385. The sky, divested of the hundreds of limiting adjuncts such as a jar, a pitcher, a receptacle for grains or a needle, is one, and not diverse; exactly in a similar way the pure Brahman, when divested of egoism etc., is verily One.

386. The limiting adjuncts from Brahma down to a clump of grass are all wholly unreal. Therefore one should realise one's own Infinite Self as the only Principle.

387. That in which something is imagined to exist through error, is, when rightly discriminated, that thing itself, and not distinct from it. When the error is gone, the reality about the snake falsely perceived becomes the rope. Similarly the universe is in reality the Atman.

388. The Self is Brahma, the Self is Vishnu, the Self is Indra, the Self is Shiva; the Self is all this universe. Nothing exists except the Self.

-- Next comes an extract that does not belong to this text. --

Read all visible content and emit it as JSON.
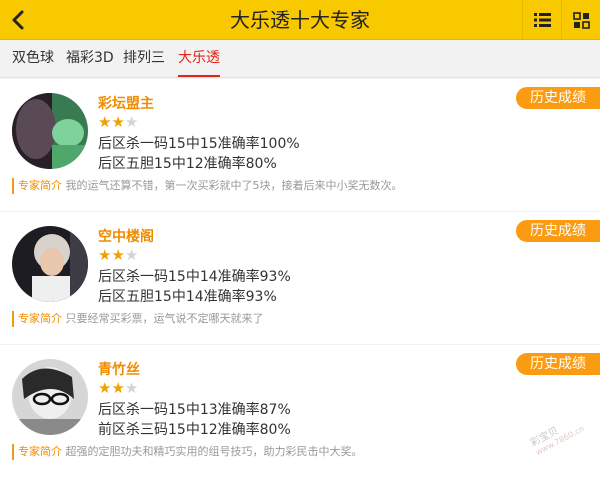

389. The Self is within, and the Self is without; the Self is before and the Self is behind; the Self is in the south, and the Self is in the north; the Self likewise is above as also below.

390. As the wave, the foam, the whirlpool, the bubble, etc., are all in essence but water, similarly the Chit (Knowledge Absolute) is all this, from the body up to egoism. Everything is verily the Chit, homogeneous and pure.

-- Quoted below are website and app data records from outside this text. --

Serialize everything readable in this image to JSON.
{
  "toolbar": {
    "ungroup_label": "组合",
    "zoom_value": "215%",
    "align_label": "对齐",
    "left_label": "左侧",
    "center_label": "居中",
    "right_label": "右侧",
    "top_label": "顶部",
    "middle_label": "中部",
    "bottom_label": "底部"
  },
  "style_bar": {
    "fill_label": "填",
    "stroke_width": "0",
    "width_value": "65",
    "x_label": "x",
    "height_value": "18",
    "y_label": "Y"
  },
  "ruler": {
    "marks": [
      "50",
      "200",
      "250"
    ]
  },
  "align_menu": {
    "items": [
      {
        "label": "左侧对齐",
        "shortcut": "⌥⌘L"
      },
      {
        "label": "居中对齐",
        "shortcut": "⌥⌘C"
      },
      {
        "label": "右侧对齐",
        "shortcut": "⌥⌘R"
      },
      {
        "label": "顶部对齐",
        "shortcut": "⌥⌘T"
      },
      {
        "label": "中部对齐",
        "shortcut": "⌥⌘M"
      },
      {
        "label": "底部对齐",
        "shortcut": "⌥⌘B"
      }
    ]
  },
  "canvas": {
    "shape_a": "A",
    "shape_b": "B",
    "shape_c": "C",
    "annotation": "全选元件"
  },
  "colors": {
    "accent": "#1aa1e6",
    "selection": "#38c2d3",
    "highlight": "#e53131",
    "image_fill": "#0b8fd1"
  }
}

391. All this universe known through speech and mind is nothing but Brahman; there is nothing besides Brahman, which exists beyond the utmost range of the Prakriti. Are the pitcher, jug, jar, etc., known to be distinct from the clay of which they are composed ? It is the deluded man who talks of "thou" and "I", as an effect of the wine of Maya.

392. The Shruti, in the passage, "Where one sees nothing else", etc., declares by an accumulation of verbs the absence of duality, in order to remove the false superimpositions.

393. The Supreme Brahman is, like the sky, pure, absolute, infinite, motionless and changeless, devoid of interior or exterior, the One Existence, without a second, and is one's own Self. Is there any other object of knowledge ?

394. What is the use of dilating on this subject ? The Jiva is no other than Brahman; this whole extended universe is Brahman Itself; the Shruti inculcates the Brahman without a second; and it is an indubitable fact that people of enlightened minds who know their identity with Brahman and have given up their connection with the objective world, live palpably unifold with Brahman as Eternal Knowledge and Bliss.

395. (First) destroy the hopes raised by egoism in this filthy gross body, then do the same forcibly with the air-like subtle body; and realising Brahman, the embodiment of eternal Bliss - whose glories the Scriptures proclaim - as thy own Self, live as Brahman.

396. So long as man has any regard for this corpse-like body, he is impure, and suffers from his enemies as also from birth, death and disease; but when he thinks of himself as pure, as the essence of good and immovable, he assuredly becomes free from them; the Shrutis also say this.

397. By the elimination of all apparent existences superimposed on the soul, the supreme Brahman, Infinite, the One without a second and beyond action, remains as Itself.

398. When the mind-functions are merged in the Paramatman, the Brahman, the Absolute, none of this phenomenal world is seen, whence it is reduced to mere talk.

399. In the One Entity (Brahman) the conception of the universe is a mere phantom. Whence can there be any diversity in That which is changeless, formless and Absolute ?

400. In the One Entity devoid of the concepts of seer, seeing and seen - which is changeless, formless and Absolute - whence can there be any diversity ?